Cut Calories:

Cutting calories is the key to maintaining a trim midsection. The only way to see a solid set of abs is in the absence of body fat. To achieve this goal a person must reduce calories. However, what I find is people go whole hog and drop caloric intake too much and too fast. When reducing calories make sure it is not too drastic. This slows your metabolism and allows you to store more stubborn fat. When you reduce calories and increase energy output the body will be forced to burn fat all over, not just in one area. I’m not saying to starve, simply drop the junk food and reduce calories by 10 to 15percent. That may mean cutting out the donuts. Continue reading

Helpful Foods When Exercising

Helpful Foods When Exercising | Foodfacts.com

Helpful Foods When Exercising | Foodfacts.com

Many of us may select fruit as a good food before or after working out because it’s quick, easy, and healthy too and we can take it with us. However, certain fruits may have more value to us than others, depending on our activities.
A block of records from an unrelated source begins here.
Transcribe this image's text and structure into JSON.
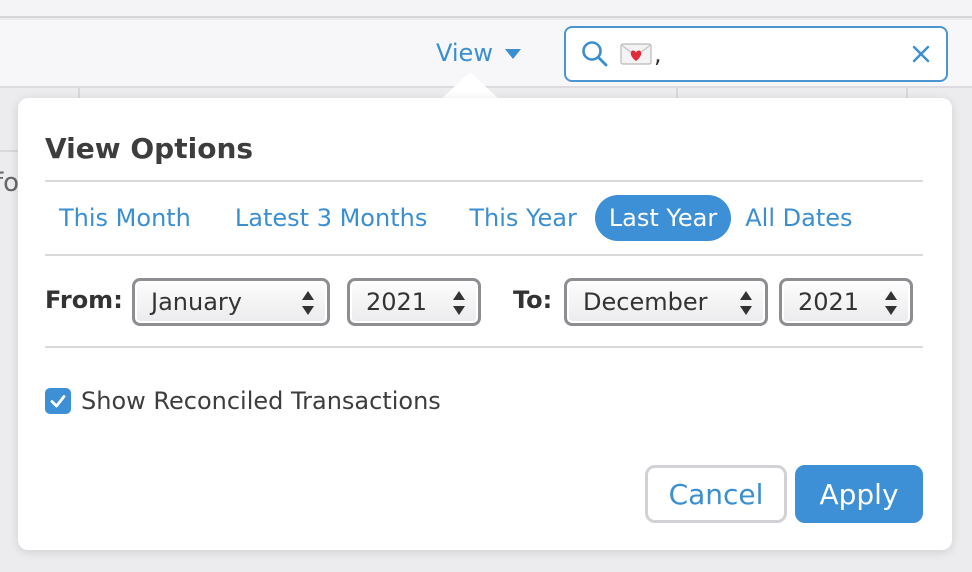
{
  "toolbar": {
    "view_label": "View",
    "search": {
      "value": ",",
      "query_icon": "envelope-with-heart-icon"
    }
  },
  "background": {
    "partial_text": "fo"
  },
  "popover": {
    "title": "View Options",
    "tabs": [
      {
        "label": "This Month",
        "active": false
      },
      {
        "label": "Latest 3 Months",
        "active": false
      },
      {
        "label": "This Year",
        "active": false
      },
      {
        "label": "Last Year",
        "active": true
      },
      {
        "label": "All Dates",
        "active": false
      }
    ],
    "from_label": "From:",
    "from_month": "January",
    "from_year": "2021",
    "to_label": "To:",
    "to_month": "December",
    "to_year": "2021",
    "show_reconciled": {
      "label": "Show Reconciled Transactions",
      "checked": true
    },
    "cancel_label": "Cancel",
    "apply_label": "Apply"
  },
  "colors": {
    "accent": "#3d8fd6",
    "link": "#3a8fd1",
    "select_border": "#8e8e92"
  }
}
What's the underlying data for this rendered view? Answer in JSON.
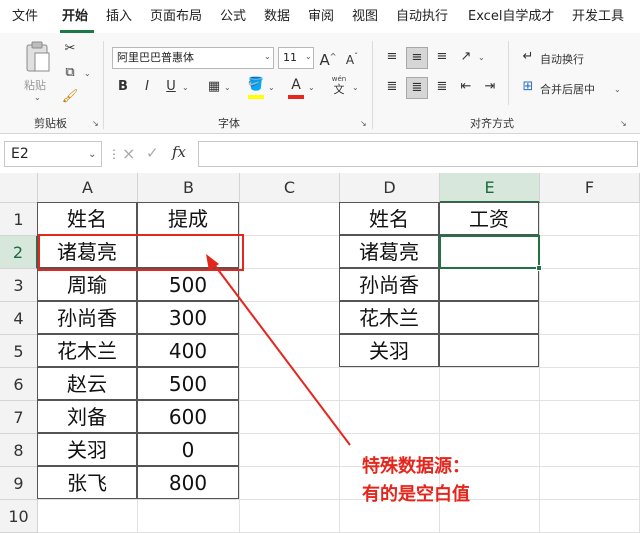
{
  "menu": {
    "tabs": [
      "文件",
      "开始",
      "插入",
      "页面布局",
      "公式",
      "数据",
      "审阅",
      "视图",
      "自动执行",
      "Excel自学成才",
      "开发工具"
    ],
    "active": "开始"
  },
  "ribbon": {
    "clipboard": {
      "paste_label": "粘贴",
      "group_label": "剪贴板"
    },
    "font": {
      "font_name": "阿里巴巴普惠体",
      "font_size": "11",
      "bold": "B",
      "italic": "I",
      "underline": "U",
      "grow": "A",
      "shrink": "A",
      "font_color": "A",
      "wen": "wén",
      "wen_char": "文",
      "group_label": "字体"
    },
    "alignment": {
      "wrap_text": "自动换行",
      "merge_center": "合并后居中",
      "group_label": "对齐方式"
    }
  },
  "formula_bar": {
    "name_box": "E2",
    "fx": "fx",
    "cancel": "×",
    "confirm": "✓",
    "value": ""
  },
  "columns": [
    "A",
    "B",
    "C",
    "D",
    "E",
    "F"
  ],
  "rows": [
    "1",
    "2",
    "3",
    "4",
    "5",
    "6",
    "7",
    "8",
    "9",
    "10"
  ],
  "source_table": {
    "headers": [
      "姓名",
      "提成"
    ],
    "rows": [
      [
        "诸葛亮",
        ""
      ],
      [
        "周瑜",
        "500"
      ],
      [
        "孙尚香",
        "300"
      ],
      [
        "花木兰",
        "400"
      ],
      [
        "赵云",
        "500"
      ],
      [
        "刘备",
        "600"
      ],
      [
        "关羽",
        "0"
      ],
      [
        "张飞",
        "800"
      ]
    ]
  },
  "lookup_table": {
    "headers": [
      "姓名",
      "工资"
    ],
    "rows": [
      [
        "诸葛亮",
        ""
      ],
      [
        "孙尚香",
        ""
      ],
      [
        "花木兰",
        ""
      ],
      [
        "关羽",
        ""
      ]
    ]
  },
  "annotation": {
    "line1": "特殊数据源：",
    "line2": "有的是空白值",
    "color": "#e5261c"
  },
  "colors": {
    "accent": "#217346",
    "selected_header": "#d7e7dc"
  }
}
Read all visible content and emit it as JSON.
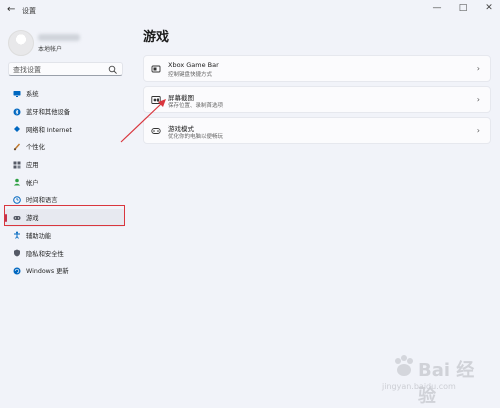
{
  "titlebar": {
    "back_glyph": "←",
    "title": "设置",
    "minimize": "—",
    "maximize": "□",
    "close": "✕"
  },
  "profile": {
    "account_type": "本地帐户"
  },
  "search": {
    "placeholder": "查找设置"
  },
  "sidebar": {
    "items": [
      {
        "label": "系统",
        "icon": "monitor-icon",
        "color": "#0067c0"
      },
      {
        "label": "蓝牙和其他设备",
        "icon": "bluetooth-icon",
        "color": "#0067c0"
      },
      {
        "label": "网络和 Internet",
        "icon": "wifi-icon",
        "color": "#0067c0"
      },
      {
        "label": "个性化",
        "icon": "brush-icon",
        "color": "#c0772a"
      },
      {
        "label": "应用",
        "icon": "apps-icon",
        "color": "#555a66"
      },
      {
        "label": "帐户",
        "icon": "person-icon",
        "color": "#2ea043"
      },
      {
        "label": "时间和语言",
        "icon": "globe-clock-icon",
        "color": "#0067c0"
      },
      {
        "label": "游戏",
        "icon": "gamepad-icon",
        "color": "#555a66",
        "active": true
      },
      {
        "label": "辅助功能",
        "icon": "accessibility-icon",
        "color": "#0067c0"
      },
      {
        "label": "隐私和安全性",
        "icon": "shield-icon",
        "color": "#555a66"
      },
      {
        "label": "Windows 更新",
        "icon": "update-icon",
        "color": "#0067c0"
      }
    ]
  },
  "main": {
    "title": "游戏",
    "cards": [
      {
        "title": "Xbox Game Bar",
        "desc": "控制键盘快捷方式",
        "icon": "xbox-game-bar-icon"
      },
      {
        "title": "屏幕截图",
        "desc": "保存位置、录制首选项",
        "icon": "capture-icon"
      },
      {
        "title": "游戏模式",
        "desc": "优化你的电脑以便畅玩",
        "icon": "game-mode-icon"
      }
    ],
    "chevron": "›"
  },
  "annotation": {
    "color": "#d9363e"
  },
  "watermark": {
    "brand": "Bai 经验",
    "url": "jingyan.baidu.com"
  }
}
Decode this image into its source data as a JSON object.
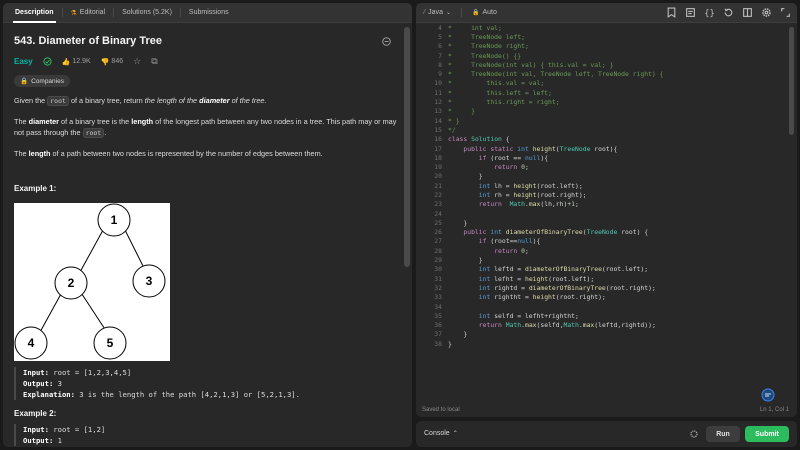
{
  "tabs": [
    {
      "label": "Description"
    },
    {
      "label": "Editorial"
    },
    {
      "label": "Solutions (5.2K)"
    },
    {
      "label": "Submissions"
    }
  ],
  "problem": {
    "title": "543. Diameter of Binary Tree",
    "difficulty": "Easy",
    "likes": "12.9K",
    "dislikes": "846",
    "companies_label": "Companies"
  },
  "description": {
    "p1_prefix": "Given the ",
    "p1_code": "root",
    "p1_mid": " of a binary tree, return ",
    "p1_em1": "the length of the ",
    "p1_em_b": "diameter",
    "p1_em2": " of the tree.",
    "p2_b1": "diameter",
    "p2_a": "The ",
    "p2_b": " of a binary tree is the ",
    "p2_b2": "length",
    "p2_c": " of the longest path between any two nodes in a tree. This path may or may not pass through the ",
    "p2_code": "root",
    "p2_d": ".",
    "p3_a": "The ",
    "p3_b": "length",
    "p3_c": " of a path between two nodes is represented by the number of edges between them."
  },
  "example1": {
    "heading": "Example 1:",
    "input_label": "Input:",
    "input_value": "root = [1,2,3,4,5]",
    "output_label": "Output:",
    "output_value": "3",
    "explanation_label": "Explanation:",
    "explanation_value": "3 is the length of the path [4,2,1,3] or [5,2,1,3]."
  },
  "example2": {
    "heading": "Example 2:",
    "input_label": "Input:",
    "input_value": "root = [1,2]",
    "output_label": "Output:",
    "output_value": "1"
  },
  "tree_nodes": [
    "1",
    "2",
    "3",
    "4",
    "5"
  ],
  "editor": {
    "language": "Java",
    "mode": "Auto",
    "status": "Saved to local",
    "cursor": "Ln 1, Col 1",
    "lines": [
      {
        "n": "4",
        "s": "*     int val;"
      },
      {
        "n": "5",
        "s": "*     TreeNode left;"
      },
      {
        "n": "6",
        "s": "*     TreeNode right;"
      },
      {
        "n": "7",
        "s": "*     TreeNode() {}"
      },
      {
        "n": "8",
        "s": "*     TreeNode(int val) { this.val = val; }"
      },
      {
        "n": "9",
        "s": "*     TreeNode(int val, TreeNode left, TreeNode right) {"
      },
      {
        "n": "10",
        "s": "*         this.val = val;"
      },
      {
        "n": "11",
        "s": "*         this.left = left;"
      },
      {
        "n": "12",
        "s": "*         this.right = right;"
      },
      {
        "n": "13",
        "s": "*     }"
      },
      {
        "n": "14",
        "s": "* }"
      },
      {
        "n": "15",
        "s": "*/"
      },
      {
        "n": "16",
        "s": "class Solution {"
      },
      {
        "n": "17",
        "s": "    public static int height(TreeNode root){"
      },
      {
        "n": "18",
        "s": "        if (root == null){"
      },
      {
        "n": "19",
        "s": "            return 0;"
      },
      {
        "n": "20",
        "s": "        }"
      },
      {
        "n": "21",
        "s": "        int lh = height(root.left);"
      },
      {
        "n": "22",
        "s": "        int rh = height(root.right);"
      },
      {
        "n": "23",
        "s": "        return  Math.max(lh,rh)+1;"
      },
      {
        "n": "24",
        "s": ""
      },
      {
        "n": "25",
        "s": "    }"
      },
      {
        "n": "26",
        "s": "    public int diameterOfBinaryTree(TreeNode root) {"
      },
      {
        "n": "27",
        "s": "        if (root==null){"
      },
      {
        "n": "28",
        "s": "            return 0;"
      },
      {
        "n": "29",
        "s": "        }"
      },
      {
        "n": "30",
        "s": "        int leftd = diameterOfBinaryTree(root.left);"
      },
      {
        "n": "31",
        "s": "        int lefht = height(root.left);"
      },
      {
        "n": "32",
        "s": "        int rightd = diameterOfBinaryTree(root.right);"
      },
      {
        "n": "33",
        "s": "        int rightht = height(root.right);"
      },
      {
        "n": "34",
        "s": ""
      },
      {
        "n": "35",
        "s": "        int selfd = lefht+rightht;"
      },
      {
        "n": "36",
        "s": "        return Math.max(selfd,Math.max(leftd,rightd));"
      },
      {
        "n": "37",
        "s": "    }"
      },
      {
        "n": "38",
        "s": "}"
      }
    ]
  },
  "console": {
    "label": "Console",
    "run_label": "Run",
    "submit_label": "Submit"
  },
  "colors": {
    "accent_green": "#2cbb5d",
    "easy": "#00b8a3",
    "orange": "#ffa116"
  }
}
Continue reading

Obesity Surgery Might Become Option for Many More

Rashida Brown of Jamaica Plain, Mass., wanted gastric banding surgery but her body mass index was below federal guidelines. (Photo: Matthew Cavanaugh for The New York Times)

Rashida Brown of Jamaica Plain, Mass., wanted gastric banding surgery but her body mass index was below federal guidelines. (Photo: Matthew Cavanaugh for The New York Times)

Weight-loss surgery, once a last resort for extremely overweight people, might soon become an option for those who are less heavy, Foodfacts.com has learned.

An advisory committee to the Food and Drug Administration will consider on Friday a request by Allergan, the pharmaceutical company, to significantly lower how obese someone must be to qualify for surgery using the company’s Lap-Band device, which restricts intake to the stomach. Continue reading